'Iran has pursued every major area of nuclear weapons development, has carried out programs that have already given it every component of a weapon except fissile material and there is strong evidence that it has carried out programs to integrate a nuclear warhead on to its missiles. ... Iran's efforts are part of a far broader range of efforts that have already brought it to the point where it can pursue nuclear weapons development through a range of compartmented and easily concealable programs without a formal weapons program, and even if it suspends enrichment activity. These are also programs that have been examined in depth in recent reports by the International Atomic Energy Agency.'

I struggle to believe that anyone could read Cordesman's full report without concluding that Iran has been working to develop a nuclear weapons capability and is dangerously close to achieving that end. Netanyahu is far from the only world leader who believes that Iran is developing a nuclear weapon; as the current regime of sanctions demonstrates, that fact is not disputed by any of the key players in international relations.

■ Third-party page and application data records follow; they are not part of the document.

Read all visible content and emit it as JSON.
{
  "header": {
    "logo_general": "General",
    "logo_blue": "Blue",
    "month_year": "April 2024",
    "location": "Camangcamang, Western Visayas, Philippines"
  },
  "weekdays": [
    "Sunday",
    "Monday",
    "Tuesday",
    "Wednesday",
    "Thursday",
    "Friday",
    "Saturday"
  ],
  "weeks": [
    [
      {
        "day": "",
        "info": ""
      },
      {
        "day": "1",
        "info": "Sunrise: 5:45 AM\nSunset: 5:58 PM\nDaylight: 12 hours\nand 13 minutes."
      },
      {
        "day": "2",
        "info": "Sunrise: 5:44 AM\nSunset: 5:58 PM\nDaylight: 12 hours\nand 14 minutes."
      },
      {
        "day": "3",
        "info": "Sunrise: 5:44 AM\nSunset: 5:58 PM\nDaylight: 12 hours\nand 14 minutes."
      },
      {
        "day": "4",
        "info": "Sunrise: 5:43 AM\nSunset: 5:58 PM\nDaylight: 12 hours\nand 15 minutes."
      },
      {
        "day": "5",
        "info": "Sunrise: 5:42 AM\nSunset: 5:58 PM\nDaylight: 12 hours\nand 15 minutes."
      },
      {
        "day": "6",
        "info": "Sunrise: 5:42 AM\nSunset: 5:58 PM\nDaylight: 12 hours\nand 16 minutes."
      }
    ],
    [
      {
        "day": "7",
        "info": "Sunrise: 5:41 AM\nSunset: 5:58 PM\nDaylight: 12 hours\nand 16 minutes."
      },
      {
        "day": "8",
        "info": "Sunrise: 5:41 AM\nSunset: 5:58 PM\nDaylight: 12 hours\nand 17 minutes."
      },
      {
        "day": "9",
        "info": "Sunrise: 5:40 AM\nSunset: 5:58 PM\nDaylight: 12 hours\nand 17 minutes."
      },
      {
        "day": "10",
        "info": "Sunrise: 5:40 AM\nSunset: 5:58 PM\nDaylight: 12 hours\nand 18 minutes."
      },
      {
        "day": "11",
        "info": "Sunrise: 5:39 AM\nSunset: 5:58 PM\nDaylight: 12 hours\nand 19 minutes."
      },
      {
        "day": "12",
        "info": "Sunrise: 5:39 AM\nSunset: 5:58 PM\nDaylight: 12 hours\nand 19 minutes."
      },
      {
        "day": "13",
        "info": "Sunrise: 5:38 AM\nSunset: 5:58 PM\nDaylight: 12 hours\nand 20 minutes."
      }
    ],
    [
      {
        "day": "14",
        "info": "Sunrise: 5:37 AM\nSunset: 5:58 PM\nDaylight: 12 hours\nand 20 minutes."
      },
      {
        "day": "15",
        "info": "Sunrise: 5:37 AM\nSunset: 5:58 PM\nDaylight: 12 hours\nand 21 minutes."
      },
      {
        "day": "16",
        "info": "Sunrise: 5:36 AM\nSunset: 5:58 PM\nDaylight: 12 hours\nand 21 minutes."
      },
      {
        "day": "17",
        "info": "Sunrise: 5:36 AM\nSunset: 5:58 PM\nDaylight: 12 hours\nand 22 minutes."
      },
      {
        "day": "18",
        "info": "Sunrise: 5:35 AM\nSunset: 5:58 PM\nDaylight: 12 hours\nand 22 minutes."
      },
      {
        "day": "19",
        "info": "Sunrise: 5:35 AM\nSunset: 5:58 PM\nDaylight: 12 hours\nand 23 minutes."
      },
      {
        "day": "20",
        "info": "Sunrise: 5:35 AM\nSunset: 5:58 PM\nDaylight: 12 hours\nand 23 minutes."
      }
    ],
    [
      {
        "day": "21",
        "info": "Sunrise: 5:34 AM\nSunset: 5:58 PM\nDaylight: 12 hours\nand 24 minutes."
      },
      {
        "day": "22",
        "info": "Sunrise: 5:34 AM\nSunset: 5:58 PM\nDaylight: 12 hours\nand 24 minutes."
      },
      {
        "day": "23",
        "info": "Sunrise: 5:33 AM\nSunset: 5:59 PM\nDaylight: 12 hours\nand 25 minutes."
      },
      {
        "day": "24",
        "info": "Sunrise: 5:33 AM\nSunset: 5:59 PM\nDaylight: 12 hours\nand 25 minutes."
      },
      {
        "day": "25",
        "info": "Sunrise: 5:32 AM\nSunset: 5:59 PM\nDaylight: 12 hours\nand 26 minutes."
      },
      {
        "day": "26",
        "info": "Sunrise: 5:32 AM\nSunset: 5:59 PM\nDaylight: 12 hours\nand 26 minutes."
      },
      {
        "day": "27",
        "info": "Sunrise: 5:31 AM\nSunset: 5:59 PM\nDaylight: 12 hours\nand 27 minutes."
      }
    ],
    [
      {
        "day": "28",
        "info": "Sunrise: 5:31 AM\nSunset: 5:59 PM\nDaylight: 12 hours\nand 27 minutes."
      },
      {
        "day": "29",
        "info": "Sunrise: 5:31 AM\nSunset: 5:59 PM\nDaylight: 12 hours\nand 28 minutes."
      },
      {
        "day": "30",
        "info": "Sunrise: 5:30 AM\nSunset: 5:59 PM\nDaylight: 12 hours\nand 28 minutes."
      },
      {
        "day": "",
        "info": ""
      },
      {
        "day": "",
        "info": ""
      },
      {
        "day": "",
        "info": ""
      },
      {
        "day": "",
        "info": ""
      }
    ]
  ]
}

While it is true that, as Shanahan observes, Netanyahu has been warning of an impending nuclear Iran for decades and that this has yet to happen, this does not mean that Netanyahu was not correct. The warnings from Netanyahu and others compelled the international community to take action against Iran's nuclear program. A variety of means have consequently been employed to make life more difficult for the Iranians, including sanctions, cyber warfare, sabotage and various others. It is predominantly due to those efforts that Iran has yet to reach the red line of which Netanyahu speaks.

Finally, Shanahan's post seems to imply that Netanyahu's testimony before Congress in 2002 about Saddam Hussein was the reason that the US, Australian, the UK and their allies decided to invade Iraq. It seems absurd to suggest that the then foreign minister of Israel speaking before a branch of the American government that was not even responsible for the decision to invade would have had such a substantial role, especially as Netanyahu was doing little more than toeing a line set by the US administration.

Where the existence of a nuclear program in Iraq was highly disputed, there is a near consensus in the international community that Iran is developing nuclear weapons; Netanyahu's opinion is shared by the political leadership of Australia, the US, the UK, Europe, the Gulf Arab Emirates, India, and even Russia and China.

In short, the existence of an Iranian nuclear weapons program long ago ceased to be a matter of serious debate. The current controversy is over the way to approach that program and questioning the wisdom of an Israeli or American strike on Iran is perfectly legitimate; this would have some very grave consequences and is not a decision that should ever be made lightly.

 Photo by Flickr user Downing Street.